(Element data from apps and pages)
# # # #
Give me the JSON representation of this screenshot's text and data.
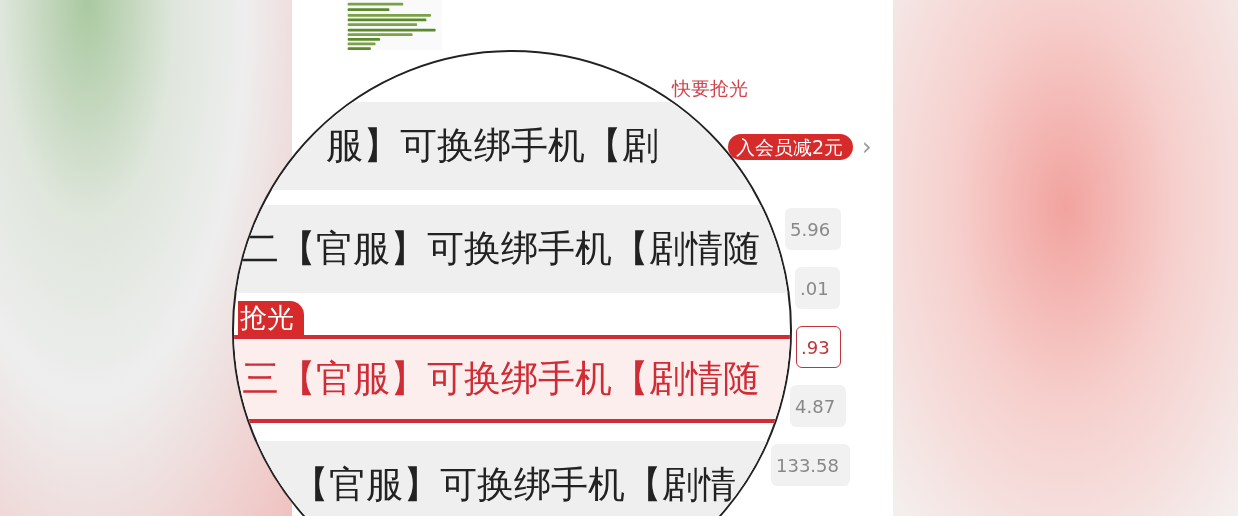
{
  "stock_tag": "快要抢光",
  "member_badge": {
    "text": "入会员减2元",
    "chevron": "›"
  },
  "prices": [
    {
      "text": "5.96",
      "selected": false
    },
    {
      "text": ".01",
      "selected": false
    },
    {
      "text": ".93",
      "selected": true
    },
    {
      "text": "4.87",
      "selected": false
    },
    {
      "text": "133.58",
      "selected": false
    }
  ],
  "magnifier": {
    "rows": [
      {
        "text": "服】可换绑手机【剧",
        "selected": false
      },
      {
        "text": "二【官服】可换绑手机【剧情随",
        "selected": false
      },
      {
        "tag": "抢光",
        "text": "三【官服】可换绑手机【剧情随",
        "selected": true
      },
      {
        "text": "【官服】可换绑手机【剧情",
        "selected": false
      }
    ]
  }
}
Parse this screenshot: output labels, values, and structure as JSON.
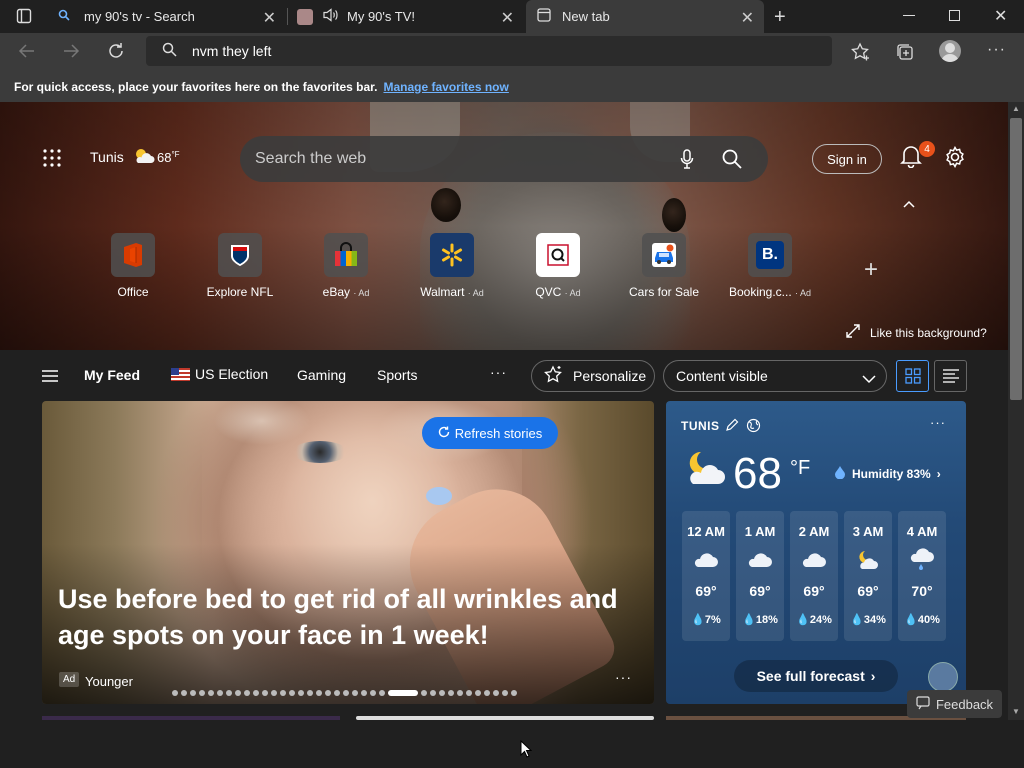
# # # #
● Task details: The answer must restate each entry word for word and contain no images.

● Solution for this task:
Give me the JSON representation of this screenshot's text and data.
{
  "stock_tag": "快要抢光",
  "member_badge": {
    "text": "入会员减2元",
    "chevron": "›"
  },
  "prices": [
    {
      "text": "5.96",
      "selected": false
    },
    {
      "text": ".01",
      "selected": false
    },
    {
      "text": ".93",
      "selected": true
    },
    {
      "text": "4.87",
      "selected": false
    },
    {
      "text": "133.58",
      "selected": false
    }
  ],
  "magnifier": {
    "rows": [
      {
        "text": "服】可换绑手机【剧",
        "selected": false
      },
      {
        "text": "二【官服】可换绑手机【剧情随",
        "selected": false
      },
      {
        "tag": "抢光",
        "text": "三【官服】可换绑手机【剧情随",
        "selected": true
      },
      {
        "text": "【官服】可换绑手机【剧情",
        "selected": false
      }
    ]
  }
}
Parse this screenshot: output labels, values, and structure as JSON.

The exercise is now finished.